[Website and app data records]

========================

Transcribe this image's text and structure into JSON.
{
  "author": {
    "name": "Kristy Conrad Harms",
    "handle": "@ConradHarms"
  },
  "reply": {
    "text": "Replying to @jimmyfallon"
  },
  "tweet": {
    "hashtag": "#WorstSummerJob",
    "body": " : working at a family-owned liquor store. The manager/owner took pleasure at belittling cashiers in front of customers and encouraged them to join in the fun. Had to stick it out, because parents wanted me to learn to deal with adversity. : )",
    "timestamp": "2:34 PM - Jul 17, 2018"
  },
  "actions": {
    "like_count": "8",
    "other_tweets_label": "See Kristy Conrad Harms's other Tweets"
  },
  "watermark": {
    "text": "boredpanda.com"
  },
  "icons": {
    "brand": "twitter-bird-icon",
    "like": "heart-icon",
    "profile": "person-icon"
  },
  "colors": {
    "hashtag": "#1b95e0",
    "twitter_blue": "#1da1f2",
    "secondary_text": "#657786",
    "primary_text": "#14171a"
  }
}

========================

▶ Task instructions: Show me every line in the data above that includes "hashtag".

▶ Response box:
    "hashtag": "#WorstSummerJob",
    "hashtag": "#1b95e0",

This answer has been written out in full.